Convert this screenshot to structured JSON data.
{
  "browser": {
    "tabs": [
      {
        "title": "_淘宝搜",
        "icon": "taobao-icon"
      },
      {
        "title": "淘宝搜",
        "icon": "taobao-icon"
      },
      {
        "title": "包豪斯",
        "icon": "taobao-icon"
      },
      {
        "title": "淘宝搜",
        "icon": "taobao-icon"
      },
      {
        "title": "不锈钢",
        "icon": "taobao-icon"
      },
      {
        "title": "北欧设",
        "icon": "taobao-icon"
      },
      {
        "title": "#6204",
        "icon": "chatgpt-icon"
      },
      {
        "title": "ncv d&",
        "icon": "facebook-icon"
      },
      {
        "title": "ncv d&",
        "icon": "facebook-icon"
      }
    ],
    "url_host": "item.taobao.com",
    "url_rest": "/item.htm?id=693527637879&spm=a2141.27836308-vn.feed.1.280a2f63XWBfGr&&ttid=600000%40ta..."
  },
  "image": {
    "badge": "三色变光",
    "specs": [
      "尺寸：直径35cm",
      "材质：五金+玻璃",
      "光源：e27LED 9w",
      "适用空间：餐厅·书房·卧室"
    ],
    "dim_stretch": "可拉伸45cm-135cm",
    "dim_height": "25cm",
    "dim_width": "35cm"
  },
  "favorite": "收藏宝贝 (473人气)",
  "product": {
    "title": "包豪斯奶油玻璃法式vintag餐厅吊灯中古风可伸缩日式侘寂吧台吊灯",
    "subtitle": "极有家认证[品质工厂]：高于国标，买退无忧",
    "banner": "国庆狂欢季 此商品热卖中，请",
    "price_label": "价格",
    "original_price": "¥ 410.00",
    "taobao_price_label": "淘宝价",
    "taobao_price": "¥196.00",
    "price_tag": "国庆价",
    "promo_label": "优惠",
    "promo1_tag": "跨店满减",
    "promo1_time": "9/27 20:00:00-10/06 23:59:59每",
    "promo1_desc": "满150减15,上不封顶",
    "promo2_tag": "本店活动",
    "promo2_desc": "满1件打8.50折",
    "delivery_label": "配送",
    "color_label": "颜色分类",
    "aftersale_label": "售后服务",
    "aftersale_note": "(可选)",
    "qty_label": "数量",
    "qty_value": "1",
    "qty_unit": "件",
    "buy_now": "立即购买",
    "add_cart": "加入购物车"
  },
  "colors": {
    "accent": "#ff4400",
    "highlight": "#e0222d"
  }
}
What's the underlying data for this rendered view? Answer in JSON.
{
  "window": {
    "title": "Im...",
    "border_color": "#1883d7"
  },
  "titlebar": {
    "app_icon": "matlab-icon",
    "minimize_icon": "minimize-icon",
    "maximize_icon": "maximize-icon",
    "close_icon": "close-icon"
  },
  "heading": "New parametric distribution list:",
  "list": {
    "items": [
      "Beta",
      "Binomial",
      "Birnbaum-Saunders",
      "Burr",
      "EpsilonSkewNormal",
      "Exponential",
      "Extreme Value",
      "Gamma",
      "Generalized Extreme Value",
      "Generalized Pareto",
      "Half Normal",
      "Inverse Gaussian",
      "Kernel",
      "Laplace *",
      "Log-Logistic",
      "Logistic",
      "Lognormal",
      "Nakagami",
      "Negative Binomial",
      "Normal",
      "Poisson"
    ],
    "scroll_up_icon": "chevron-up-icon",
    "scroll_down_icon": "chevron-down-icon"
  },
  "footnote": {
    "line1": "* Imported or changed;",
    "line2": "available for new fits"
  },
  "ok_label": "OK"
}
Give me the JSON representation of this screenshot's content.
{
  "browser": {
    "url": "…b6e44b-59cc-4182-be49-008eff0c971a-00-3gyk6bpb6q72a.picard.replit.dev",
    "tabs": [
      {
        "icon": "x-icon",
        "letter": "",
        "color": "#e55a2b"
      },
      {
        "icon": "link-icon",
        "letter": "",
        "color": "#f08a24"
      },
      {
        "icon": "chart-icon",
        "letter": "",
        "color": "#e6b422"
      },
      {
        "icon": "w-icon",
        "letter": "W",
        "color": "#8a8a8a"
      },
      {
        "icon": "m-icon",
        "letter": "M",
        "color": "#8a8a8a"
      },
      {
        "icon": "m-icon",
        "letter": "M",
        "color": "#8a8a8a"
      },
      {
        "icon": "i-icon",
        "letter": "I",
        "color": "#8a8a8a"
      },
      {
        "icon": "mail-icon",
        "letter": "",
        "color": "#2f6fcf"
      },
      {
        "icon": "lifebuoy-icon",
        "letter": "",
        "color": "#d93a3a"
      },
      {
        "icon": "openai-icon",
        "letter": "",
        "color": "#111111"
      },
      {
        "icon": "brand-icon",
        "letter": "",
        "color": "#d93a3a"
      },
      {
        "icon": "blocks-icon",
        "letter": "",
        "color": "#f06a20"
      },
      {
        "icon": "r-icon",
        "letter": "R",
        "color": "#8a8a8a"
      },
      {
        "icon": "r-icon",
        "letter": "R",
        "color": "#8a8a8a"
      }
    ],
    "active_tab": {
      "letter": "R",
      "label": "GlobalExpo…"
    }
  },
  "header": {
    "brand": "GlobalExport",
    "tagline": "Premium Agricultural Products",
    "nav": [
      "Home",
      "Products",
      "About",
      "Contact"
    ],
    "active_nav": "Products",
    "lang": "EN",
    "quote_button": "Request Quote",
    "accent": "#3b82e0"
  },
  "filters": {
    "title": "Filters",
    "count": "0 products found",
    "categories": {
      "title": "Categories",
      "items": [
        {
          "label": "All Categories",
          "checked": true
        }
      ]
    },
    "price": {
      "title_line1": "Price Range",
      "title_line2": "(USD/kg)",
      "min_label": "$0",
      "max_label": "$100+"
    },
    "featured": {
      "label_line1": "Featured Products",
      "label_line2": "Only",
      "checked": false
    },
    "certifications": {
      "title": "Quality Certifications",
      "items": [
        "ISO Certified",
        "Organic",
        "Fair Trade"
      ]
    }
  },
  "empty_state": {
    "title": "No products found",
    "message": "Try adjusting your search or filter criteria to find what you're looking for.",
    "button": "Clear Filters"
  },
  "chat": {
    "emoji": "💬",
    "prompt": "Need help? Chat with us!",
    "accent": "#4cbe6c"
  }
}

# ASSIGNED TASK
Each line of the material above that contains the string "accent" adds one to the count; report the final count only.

# FINAL ANSWER
3